▶ **WHAT YOU SHOULD DO**
Look through the records below, and whenever a line contains "data", copy it.
+++++
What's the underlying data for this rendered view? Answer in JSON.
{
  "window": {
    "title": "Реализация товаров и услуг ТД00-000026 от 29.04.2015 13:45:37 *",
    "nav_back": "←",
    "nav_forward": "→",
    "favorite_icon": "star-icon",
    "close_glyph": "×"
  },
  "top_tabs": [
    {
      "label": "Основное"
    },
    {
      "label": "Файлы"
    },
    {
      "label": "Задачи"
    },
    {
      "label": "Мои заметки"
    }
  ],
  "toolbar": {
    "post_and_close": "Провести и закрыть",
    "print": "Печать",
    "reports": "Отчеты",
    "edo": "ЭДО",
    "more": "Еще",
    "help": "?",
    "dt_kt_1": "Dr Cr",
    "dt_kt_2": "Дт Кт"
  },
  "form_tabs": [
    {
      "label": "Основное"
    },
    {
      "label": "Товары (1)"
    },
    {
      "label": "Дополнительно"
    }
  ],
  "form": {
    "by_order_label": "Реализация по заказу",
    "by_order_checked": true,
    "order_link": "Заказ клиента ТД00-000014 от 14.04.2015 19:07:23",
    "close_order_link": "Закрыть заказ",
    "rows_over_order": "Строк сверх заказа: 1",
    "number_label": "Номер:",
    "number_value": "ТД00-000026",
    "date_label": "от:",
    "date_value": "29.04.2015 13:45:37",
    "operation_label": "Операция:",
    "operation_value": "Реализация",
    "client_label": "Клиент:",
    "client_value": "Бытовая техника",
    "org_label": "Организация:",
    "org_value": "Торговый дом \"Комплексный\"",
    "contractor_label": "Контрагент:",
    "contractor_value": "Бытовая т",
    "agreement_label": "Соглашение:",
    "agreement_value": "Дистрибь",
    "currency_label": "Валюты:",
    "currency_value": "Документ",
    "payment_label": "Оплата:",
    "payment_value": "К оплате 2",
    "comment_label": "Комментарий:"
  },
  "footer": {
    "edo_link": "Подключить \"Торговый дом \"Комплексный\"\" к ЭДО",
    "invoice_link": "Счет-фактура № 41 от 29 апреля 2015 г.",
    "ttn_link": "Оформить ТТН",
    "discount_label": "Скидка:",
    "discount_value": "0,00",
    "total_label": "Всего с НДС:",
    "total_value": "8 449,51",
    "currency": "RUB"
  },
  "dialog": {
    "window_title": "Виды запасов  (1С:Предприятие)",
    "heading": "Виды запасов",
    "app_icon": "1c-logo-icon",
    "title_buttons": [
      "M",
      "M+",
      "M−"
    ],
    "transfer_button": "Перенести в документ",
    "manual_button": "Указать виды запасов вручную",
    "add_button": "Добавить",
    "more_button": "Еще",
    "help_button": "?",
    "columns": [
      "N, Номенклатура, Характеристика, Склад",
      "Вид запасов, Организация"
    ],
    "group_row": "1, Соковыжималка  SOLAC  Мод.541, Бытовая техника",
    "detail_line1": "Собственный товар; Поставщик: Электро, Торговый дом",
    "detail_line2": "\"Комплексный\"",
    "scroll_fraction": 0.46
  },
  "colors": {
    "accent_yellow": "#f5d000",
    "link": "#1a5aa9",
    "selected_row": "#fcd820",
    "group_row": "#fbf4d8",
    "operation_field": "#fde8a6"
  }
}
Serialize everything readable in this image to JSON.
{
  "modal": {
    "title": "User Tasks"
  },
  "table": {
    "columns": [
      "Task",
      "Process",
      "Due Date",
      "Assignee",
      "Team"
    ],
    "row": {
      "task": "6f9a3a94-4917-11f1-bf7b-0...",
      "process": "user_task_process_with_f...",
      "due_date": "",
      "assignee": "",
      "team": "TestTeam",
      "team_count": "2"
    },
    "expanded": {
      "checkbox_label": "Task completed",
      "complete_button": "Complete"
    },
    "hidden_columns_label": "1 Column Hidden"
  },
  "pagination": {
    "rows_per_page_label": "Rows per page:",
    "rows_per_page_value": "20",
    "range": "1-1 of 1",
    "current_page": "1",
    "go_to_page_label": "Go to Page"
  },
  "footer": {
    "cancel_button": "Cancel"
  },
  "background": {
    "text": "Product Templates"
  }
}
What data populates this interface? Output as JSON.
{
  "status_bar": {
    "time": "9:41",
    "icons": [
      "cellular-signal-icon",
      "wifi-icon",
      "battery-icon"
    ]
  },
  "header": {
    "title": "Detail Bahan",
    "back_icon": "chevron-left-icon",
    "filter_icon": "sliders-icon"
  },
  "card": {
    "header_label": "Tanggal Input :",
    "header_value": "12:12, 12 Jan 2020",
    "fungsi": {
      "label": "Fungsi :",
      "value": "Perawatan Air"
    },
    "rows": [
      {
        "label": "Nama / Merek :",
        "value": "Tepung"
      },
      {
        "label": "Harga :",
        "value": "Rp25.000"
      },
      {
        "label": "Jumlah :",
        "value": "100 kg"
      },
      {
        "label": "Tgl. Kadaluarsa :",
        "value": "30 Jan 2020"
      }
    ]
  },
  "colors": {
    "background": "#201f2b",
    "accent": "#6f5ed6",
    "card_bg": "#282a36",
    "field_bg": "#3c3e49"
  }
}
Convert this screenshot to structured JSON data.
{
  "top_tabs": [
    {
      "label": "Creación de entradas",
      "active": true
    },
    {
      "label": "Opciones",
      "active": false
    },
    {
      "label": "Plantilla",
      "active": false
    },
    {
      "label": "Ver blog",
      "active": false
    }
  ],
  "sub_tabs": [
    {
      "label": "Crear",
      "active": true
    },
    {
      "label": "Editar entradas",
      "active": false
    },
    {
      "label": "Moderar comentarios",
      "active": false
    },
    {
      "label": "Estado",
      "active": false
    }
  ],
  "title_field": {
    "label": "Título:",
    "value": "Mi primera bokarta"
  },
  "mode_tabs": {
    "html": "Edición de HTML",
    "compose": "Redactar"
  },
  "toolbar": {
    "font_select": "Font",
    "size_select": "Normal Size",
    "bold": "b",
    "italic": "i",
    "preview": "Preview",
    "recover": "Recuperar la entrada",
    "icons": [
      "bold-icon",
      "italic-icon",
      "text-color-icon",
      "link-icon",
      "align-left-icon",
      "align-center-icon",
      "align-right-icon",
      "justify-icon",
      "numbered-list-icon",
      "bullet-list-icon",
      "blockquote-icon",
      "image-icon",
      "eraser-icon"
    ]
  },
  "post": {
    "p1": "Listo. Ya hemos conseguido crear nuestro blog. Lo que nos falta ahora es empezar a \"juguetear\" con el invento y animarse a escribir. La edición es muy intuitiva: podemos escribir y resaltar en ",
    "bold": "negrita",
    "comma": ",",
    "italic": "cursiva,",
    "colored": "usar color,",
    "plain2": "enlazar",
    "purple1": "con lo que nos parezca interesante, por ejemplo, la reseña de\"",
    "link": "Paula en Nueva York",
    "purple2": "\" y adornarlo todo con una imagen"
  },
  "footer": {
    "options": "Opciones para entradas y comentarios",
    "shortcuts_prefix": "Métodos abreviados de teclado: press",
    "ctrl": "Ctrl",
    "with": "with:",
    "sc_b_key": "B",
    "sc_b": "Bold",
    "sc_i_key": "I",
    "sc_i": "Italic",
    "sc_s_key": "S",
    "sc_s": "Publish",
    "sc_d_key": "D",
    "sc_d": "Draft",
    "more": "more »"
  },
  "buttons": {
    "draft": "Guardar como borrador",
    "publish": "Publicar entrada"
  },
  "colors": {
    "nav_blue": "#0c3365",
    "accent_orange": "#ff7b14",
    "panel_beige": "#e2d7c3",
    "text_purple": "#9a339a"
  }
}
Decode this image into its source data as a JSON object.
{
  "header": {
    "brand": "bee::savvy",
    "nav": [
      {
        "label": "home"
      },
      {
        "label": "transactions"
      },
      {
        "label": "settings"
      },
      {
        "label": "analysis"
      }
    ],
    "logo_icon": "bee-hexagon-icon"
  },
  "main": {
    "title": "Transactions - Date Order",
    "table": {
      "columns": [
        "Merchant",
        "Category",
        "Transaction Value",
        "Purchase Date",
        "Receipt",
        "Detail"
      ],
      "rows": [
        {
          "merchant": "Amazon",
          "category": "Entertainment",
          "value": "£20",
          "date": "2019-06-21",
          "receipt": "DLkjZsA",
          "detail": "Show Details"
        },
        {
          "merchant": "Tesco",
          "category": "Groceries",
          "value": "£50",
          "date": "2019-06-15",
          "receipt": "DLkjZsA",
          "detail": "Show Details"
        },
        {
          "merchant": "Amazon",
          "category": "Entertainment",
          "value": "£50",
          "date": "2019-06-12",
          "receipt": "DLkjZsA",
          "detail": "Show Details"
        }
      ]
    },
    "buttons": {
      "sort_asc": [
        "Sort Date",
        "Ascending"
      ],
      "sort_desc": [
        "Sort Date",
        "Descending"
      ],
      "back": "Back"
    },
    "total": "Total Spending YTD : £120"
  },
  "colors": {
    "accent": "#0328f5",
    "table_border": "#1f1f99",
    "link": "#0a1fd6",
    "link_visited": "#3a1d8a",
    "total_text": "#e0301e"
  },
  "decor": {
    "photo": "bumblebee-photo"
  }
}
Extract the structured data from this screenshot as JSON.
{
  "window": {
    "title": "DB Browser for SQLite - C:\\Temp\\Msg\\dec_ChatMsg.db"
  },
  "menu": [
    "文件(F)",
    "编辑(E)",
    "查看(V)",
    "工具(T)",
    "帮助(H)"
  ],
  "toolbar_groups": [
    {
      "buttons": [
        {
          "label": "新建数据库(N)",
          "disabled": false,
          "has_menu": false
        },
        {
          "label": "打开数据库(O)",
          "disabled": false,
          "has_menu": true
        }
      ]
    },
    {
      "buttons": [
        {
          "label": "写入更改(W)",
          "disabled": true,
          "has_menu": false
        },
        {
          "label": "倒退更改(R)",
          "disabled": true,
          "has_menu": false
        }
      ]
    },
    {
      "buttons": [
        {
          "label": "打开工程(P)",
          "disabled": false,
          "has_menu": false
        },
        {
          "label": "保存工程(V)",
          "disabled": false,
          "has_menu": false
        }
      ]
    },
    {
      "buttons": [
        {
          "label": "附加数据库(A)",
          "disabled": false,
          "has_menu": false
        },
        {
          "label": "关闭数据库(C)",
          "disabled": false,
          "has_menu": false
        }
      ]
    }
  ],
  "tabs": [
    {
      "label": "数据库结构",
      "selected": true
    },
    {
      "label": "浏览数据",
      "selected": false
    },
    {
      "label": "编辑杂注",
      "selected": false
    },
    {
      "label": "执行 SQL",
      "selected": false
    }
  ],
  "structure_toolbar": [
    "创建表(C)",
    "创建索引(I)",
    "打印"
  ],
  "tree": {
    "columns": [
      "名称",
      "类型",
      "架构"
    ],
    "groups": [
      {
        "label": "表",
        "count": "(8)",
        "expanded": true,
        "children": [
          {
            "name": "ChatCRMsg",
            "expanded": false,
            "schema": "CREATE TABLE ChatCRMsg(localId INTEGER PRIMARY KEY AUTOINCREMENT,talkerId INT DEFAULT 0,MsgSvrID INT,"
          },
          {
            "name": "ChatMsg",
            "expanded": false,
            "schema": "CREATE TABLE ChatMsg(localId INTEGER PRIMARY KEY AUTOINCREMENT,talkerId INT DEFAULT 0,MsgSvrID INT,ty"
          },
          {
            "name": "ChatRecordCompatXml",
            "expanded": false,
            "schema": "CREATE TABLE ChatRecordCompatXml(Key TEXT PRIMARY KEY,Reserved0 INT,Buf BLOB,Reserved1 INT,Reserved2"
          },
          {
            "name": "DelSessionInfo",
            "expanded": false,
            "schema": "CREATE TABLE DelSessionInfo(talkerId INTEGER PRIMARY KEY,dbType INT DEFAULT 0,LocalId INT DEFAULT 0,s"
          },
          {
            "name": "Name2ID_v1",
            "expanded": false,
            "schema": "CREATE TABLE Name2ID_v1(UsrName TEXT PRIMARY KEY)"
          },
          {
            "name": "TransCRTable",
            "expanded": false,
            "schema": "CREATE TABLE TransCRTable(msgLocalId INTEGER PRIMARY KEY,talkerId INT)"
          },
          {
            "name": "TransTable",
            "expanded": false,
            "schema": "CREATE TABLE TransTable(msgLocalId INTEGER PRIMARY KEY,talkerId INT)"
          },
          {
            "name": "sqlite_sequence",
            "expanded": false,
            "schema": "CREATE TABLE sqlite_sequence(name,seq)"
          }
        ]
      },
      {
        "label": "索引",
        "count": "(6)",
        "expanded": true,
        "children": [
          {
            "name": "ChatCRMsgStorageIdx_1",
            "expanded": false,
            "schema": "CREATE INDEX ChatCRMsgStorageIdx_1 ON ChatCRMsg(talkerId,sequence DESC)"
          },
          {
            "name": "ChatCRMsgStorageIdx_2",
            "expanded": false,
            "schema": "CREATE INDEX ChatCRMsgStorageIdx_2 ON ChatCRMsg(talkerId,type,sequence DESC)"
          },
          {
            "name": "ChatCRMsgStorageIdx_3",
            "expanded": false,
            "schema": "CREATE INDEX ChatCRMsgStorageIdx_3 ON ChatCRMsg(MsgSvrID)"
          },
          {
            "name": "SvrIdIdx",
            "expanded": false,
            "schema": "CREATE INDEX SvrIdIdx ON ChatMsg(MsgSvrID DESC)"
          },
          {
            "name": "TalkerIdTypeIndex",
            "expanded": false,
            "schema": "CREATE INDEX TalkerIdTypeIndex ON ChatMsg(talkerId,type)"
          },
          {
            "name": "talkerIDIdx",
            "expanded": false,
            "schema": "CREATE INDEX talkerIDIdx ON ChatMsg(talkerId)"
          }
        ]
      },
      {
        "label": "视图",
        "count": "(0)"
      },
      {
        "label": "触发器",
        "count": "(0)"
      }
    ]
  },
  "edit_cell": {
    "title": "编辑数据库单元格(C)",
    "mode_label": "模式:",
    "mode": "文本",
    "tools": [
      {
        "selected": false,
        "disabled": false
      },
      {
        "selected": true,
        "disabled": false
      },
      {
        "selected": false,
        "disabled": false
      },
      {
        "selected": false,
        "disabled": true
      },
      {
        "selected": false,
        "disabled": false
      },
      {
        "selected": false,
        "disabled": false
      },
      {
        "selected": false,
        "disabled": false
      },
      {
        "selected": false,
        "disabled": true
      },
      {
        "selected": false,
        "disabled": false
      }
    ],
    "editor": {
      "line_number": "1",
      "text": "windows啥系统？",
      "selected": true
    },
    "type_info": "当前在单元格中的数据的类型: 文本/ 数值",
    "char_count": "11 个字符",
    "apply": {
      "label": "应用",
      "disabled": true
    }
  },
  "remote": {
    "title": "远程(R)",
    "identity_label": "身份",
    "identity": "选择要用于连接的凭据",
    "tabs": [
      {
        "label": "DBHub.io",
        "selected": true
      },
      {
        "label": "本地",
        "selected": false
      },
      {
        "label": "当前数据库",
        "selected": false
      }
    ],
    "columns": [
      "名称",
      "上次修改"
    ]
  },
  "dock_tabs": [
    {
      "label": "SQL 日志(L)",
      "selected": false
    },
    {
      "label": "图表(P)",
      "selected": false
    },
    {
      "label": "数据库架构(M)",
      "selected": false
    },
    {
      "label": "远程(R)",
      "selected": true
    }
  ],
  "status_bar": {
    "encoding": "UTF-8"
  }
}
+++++
▶ **WRITTEN REPLY**
What's the underlying data for this rendered view? Answer in JSON.
What data populates this interface? Output as JSON.
Convert this screenshot to structured JSON data.
Decode this image into its source data as a JSON object.
Extract the structured data from this screenshot as JSON.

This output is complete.